I like Douthat a lot. He's smart, interesting, well-informed and an excellent writer. But he insists on inhabiting a world in which the Republican Party bears little relation to its actual incarnation. From the time of Gingrich to the present day, the Republican Party has been single-mindedly pursuing an agenda that advances the interests of the rich. I'm not saying that's the sole conscious goal of every member of the conservative coalition, but I am saying that this is the end result. And for quite a while Douthat has been naively expressing his hope that the party can move in a different direction without showing any grasp of the unlikelihood of this happening any time soon.
We've debated before about Ryan and his devotion to Rand, which Douthat has minimized as Ryan having "said kind words about Rand." That was after Ryan had appeared at a conference devoted to Rand and described her as the single thinker who motivated (and continues to motivate) his behavior as a public official, but before Chris Beam reported that Ryan requires his staff to read Rand. If this was just some kind of Ryan office book club -- maybe next month Ryan will have his staff pouring over "Sisterhood of the Travelling Pants" -- I apologize. But I suspect that once again, Douthat has invested time in hoping a Republican official will craft an egalitarian agenda when in fact that official is deeply committed to anti-egalitarianism.
Douthat's ideal is very pleasant. I would very much like it to come true. But it's sort of like supporting la Cosa Nostra because you like the concept of a group dedicated to helping down-on-their-luck Italian-Americans. You can find bits and pieces of this behavior here and there, but it's fundamentally not what la Cosa Nostra does. And yet here we have Douthat once again reviewing the Gambino family's fiscal year 2012 business plan and hoping that maybe they can tone down the racketeering and the extortion and perhaps concentrate more on helping poor Italian widows pay their rent.
Look, Ryan's plan goes after programs for the poor with a laser-focus. It eliminates health insurance for 30 million people without even waving at an alternate solution. Yes, it offsets its large rate reductions for the rich by closing unspecified deductions, but at this point, the conservatives who want to believe Ryan plans to go after benefits for the rich instead of, oh, the EITC are flying in the face of the man's entire career and philosophy. I think it's a good and vital thing that people within the conservative coalition are pushing for more egalitarian policies.

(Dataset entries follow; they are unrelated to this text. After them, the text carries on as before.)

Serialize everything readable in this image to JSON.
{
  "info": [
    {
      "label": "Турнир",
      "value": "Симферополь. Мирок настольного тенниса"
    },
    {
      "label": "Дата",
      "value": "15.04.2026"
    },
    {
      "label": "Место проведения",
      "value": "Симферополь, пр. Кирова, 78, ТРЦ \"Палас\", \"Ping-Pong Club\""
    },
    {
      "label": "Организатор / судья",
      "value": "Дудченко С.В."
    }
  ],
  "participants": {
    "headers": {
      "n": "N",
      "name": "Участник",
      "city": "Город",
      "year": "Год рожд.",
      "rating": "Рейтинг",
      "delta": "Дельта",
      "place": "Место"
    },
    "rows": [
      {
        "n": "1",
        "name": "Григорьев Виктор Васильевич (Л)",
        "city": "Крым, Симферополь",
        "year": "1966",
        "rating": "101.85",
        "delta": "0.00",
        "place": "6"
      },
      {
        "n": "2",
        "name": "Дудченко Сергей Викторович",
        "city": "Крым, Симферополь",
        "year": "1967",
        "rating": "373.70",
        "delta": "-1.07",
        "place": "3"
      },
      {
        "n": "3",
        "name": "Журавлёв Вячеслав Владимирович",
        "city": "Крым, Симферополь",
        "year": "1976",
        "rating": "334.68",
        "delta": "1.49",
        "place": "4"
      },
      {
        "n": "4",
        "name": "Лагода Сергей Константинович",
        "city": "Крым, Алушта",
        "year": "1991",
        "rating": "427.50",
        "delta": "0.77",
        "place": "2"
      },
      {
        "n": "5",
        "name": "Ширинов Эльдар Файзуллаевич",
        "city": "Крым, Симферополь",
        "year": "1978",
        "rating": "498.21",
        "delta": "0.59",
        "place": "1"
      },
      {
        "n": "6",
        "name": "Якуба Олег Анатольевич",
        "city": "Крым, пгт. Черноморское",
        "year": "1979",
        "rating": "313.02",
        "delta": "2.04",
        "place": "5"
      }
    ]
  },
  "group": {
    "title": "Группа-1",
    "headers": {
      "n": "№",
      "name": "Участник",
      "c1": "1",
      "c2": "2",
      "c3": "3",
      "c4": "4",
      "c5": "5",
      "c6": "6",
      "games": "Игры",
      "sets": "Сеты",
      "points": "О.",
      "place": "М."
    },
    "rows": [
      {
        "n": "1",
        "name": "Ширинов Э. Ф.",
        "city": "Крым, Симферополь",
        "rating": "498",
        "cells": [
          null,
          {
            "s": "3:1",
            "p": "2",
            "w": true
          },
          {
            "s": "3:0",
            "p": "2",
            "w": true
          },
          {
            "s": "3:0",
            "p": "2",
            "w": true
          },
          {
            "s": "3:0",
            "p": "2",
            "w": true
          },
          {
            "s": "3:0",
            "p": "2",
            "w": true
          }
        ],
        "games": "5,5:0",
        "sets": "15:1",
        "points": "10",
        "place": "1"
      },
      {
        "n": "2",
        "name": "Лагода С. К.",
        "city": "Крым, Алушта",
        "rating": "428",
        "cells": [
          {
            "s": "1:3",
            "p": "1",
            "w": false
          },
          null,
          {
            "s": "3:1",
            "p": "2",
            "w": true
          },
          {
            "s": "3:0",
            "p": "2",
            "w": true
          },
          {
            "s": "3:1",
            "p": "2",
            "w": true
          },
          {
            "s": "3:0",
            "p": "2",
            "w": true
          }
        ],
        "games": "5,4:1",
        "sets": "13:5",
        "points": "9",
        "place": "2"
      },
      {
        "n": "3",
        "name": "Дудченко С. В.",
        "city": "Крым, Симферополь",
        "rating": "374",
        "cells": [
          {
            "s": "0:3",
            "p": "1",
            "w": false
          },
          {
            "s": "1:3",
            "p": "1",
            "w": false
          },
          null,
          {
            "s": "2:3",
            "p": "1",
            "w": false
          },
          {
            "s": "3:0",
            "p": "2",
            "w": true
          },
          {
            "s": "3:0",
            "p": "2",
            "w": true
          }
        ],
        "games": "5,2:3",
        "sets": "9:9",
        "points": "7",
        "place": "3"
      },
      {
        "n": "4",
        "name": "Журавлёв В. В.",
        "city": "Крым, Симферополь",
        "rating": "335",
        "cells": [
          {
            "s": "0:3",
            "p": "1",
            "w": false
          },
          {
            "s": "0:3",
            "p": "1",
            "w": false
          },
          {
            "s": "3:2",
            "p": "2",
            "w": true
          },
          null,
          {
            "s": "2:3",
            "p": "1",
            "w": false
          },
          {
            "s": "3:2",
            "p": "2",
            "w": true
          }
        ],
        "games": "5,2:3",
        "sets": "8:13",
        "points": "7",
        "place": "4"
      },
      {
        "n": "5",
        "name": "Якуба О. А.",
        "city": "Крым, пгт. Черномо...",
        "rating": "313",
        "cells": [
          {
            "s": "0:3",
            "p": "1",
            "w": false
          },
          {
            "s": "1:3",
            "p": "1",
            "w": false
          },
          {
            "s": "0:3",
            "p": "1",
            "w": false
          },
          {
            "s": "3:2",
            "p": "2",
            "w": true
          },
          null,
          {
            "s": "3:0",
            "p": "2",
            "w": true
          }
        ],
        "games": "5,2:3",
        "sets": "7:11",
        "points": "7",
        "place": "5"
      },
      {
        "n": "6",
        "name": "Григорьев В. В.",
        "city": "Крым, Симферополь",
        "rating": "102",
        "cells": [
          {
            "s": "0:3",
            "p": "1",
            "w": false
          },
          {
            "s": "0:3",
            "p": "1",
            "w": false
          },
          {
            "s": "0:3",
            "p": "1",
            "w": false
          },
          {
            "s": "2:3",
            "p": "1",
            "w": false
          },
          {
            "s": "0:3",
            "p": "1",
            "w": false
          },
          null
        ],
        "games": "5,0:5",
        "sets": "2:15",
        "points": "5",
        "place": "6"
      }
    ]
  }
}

But the competing demands of supporting egalitarianism and still maintaining a non-hostile stance toward actually-existing Republican policies makes the task of describing reality accurately very difficult.